And I admit I don’t. Stopping just doesn’t make any logical sense when you can see in every direction and there is no traffic whatsoever coming. By extension if you’re honest with yourself, it isn’t logical when in a car, either. I mean, sitting there waiting for a machine to tell you to when there are no cars visible is kind of bizarre behavior if you think about it. You mean you are unable to judge when it’s ‘safe,’ when no cars are coming or how quickly they are closing on you? But then a human’s spacial abilities are not fully matured until about age 22 I once read…means that if we were smart we shouldn’t let anybody drive a car until then…or bikes or skateboards or e-scooters… So if you’re under 22 (but the gov would think up some kind of test, right?), you can only walk or used public transportation. How amusing a thought!

Bet that idea probably wouldn’t go over real well…

I can barely reach the ground on my bike, and I had to switch out for a more comfortable seat that is as low as it can get (he’s 6’6″!), but just to be able to ride around when I want to go somewhere but not drive or walk…and in a freaking bike lane no less. I miss those! There is nothing but 2-lane rolling curvy blacktop state highway with blind corners and absolutely zero shoulders (mostly a ditch for runoff and snowmelt on both sides you won’t survive). The ones that do have shoulders tend to have a lot of debris to dodge I’ve noticed. That doesn’t look fun, ya know?

Or else county gravel roads that all start with warning signs when you leave the asphalt saying ‘Primitive Road Ahead’ which means idiots in very large pickup trucks doing 50mph flinging rocks and massive clouds of dust in the summer…and they all have the runoff ditch, too.
_______

But the Riverside Park trails down in Spokane that follow the Spokane River for miles and miles in both directions; absolutely beautifully done! Lots more people in the city on bikes and skateboards. Since one of my old 70s pool riders is always in the vehicle when I go south to the flatlands during the dry season, at least I get to skate around doing errands.

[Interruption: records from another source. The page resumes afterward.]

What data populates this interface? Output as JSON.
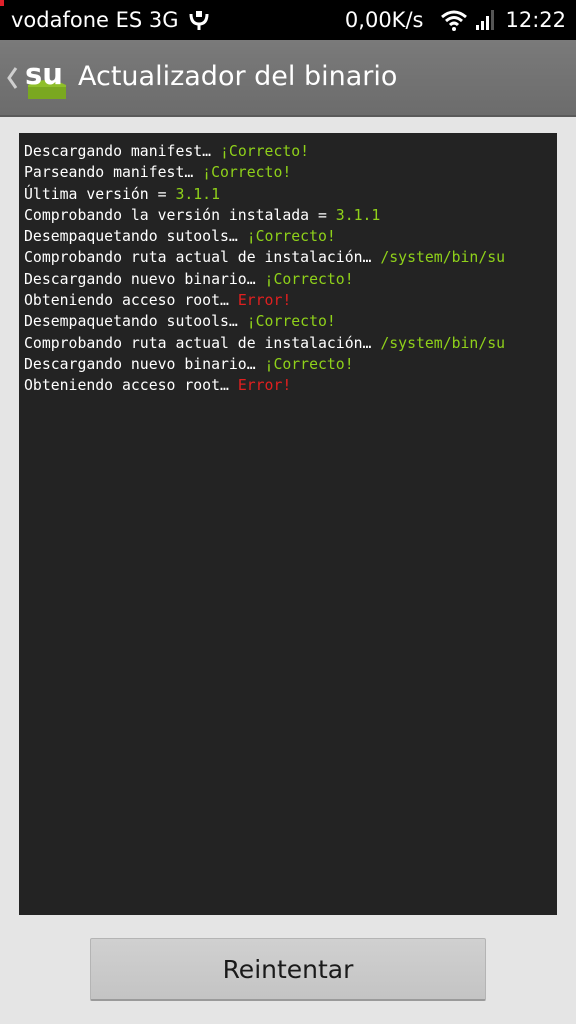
{
  "status_bar": {
    "carrier": "vodafone ES 3G",
    "speed": "0,00K/s",
    "time": "12:22"
  },
  "action_bar": {
    "logo_text": "su",
    "title": "Actualizador del binario"
  },
  "log": [
    {
      "prefix": "Descargando manifest… ",
      "result": "¡Correcto!",
      "status": "ok"
    },
    {
      "prefix": "Parseando manifest… ",
      "result": "¡Correcto!",
      "status": "ok"
    },
    {
      "prefix": "Última versión = ",
      "result": "3.1.1",
      "status": "value"
    },
    {
      "prefix": "Comprobando la versión instalada = ",
      "result": "3.1.1",
      "status": "value"
    },
    {
      "prefix": "Desempaquetando sutools… ",
      "result": "¡Correcto!",
      "status": "ok"
    },
    {
      "prefix": "Comprobando ruta actual de instalación… ",
      "result": "/system/bin/su",
      "status": "value"
    },
    {
      "prefix": "Descargando nuevo binario… ",
      "result": "¡Correcto!",
      "status": "ok"
    },
    {
      "prefix": "Obteniendo acceso root… ",
      "result": "Error!",
      "status": "error"
    },
    {
      "prefix": "Desempaquetando sutools… ",
      "result": "¡Correcto!",
      "status": "ok"
    },
    {
      "prefix": "Comprobando ruta actual de instalación… ",
      "result": "/system/bin/su",
      "status": "value"
    },
    {
      "prefix": "Descargando nuevo binario… ",
      "result": "¡Correcto!",
      "status": "ok"
    },
    {
      "prefix": "Obteniendo acceso root… ",
      "result": "Error!",
      "status": "error"
    }
  ],
  "retry_button": {
    "label": "Reintentar"
  },
  "colors": {
    "ok": "#8fd11a",
    "error": "#e02020",
    "log_bg": "#232323",
    "action_bar": "#737373"
  }
}
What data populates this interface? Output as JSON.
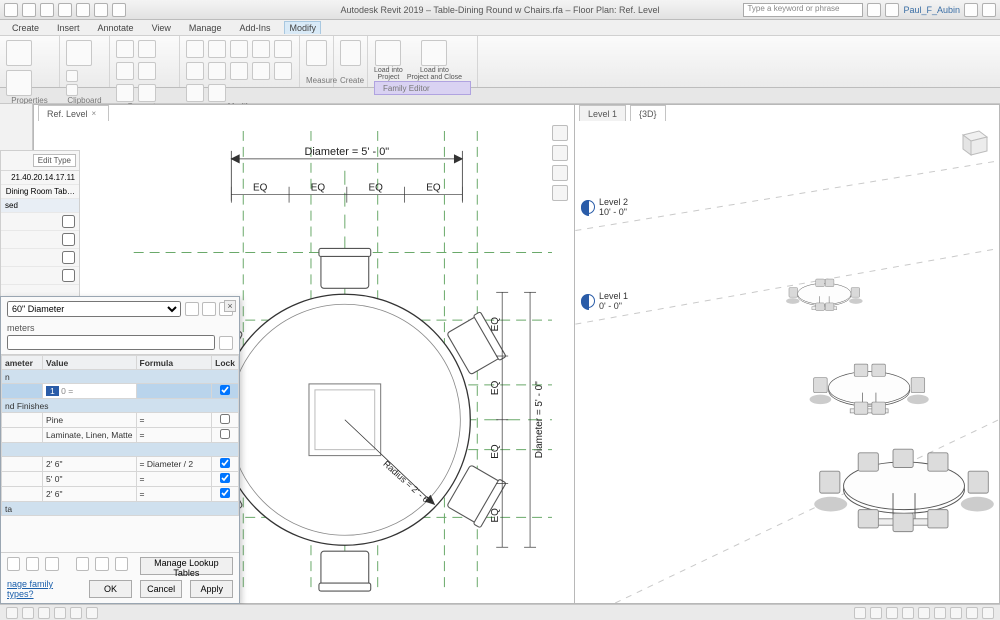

Big sigh. I really really miss riding the bike. You guys are lucky! I keep going out to the shop and airing up the tires now and then…can I whine a little?

sealintheSelkirks

Reply

Leave a Comment

Older Article:

Newer Article: